The Thyroid is one of the largest endocrine glands, its primary function is to secrete hormones. By means of these hormones, the thyroid controls the body's metabolism, creates proteins, and sensitizes the body to other hormones. The thyroid hormones are essential for nerve development, sexual development, and physical growth as well as for regulating the metabolic rate, body heat, and energy level.
A variety of things can go wrong with the thyroid. Most of the time, thyroid conditions end up in one of two categories: hypothyroidism and hyperthyroidism.

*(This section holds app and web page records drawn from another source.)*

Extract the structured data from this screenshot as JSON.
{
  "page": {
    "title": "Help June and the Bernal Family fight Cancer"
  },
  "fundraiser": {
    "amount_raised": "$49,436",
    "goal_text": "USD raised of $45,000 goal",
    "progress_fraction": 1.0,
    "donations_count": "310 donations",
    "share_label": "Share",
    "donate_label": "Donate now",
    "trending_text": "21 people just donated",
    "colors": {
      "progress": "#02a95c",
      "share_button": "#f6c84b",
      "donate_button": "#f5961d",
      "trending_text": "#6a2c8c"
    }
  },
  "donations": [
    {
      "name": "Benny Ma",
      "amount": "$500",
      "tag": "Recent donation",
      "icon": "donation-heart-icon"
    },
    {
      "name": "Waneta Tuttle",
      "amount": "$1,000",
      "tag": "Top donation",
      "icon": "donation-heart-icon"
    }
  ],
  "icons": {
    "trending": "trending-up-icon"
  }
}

Hypothyroidism occurs when your thyroid isn't producing enough thyroid hormone to keep up with what your body needs. This can be due to a sluggish thyroid gland (for a variety of reasons), a lack of enough thyroid-stimulating hormone by your pituitary gland, a lack of adequate nutrients the thyroid needs to function, a problem with receptor sites throughout the body, or an autoimmune disease like Hashimoto's Disease. There also may be a problem with thyroid hormone receptor sites throughout the body.
Hyperthyroidism occurs when your thyroid produces too much thyroid hormone. Simply put, the body has a regulator (thyroid) for metabolism and body maintenance and the dial gets turned up too high. This is a very serious problem. In hypothyroidism, where the thyroid is underfunctioning, you may feel miserable, but you can still live with it for a long time. Hyperthyroidism, on the other hand, is a great deal more serious.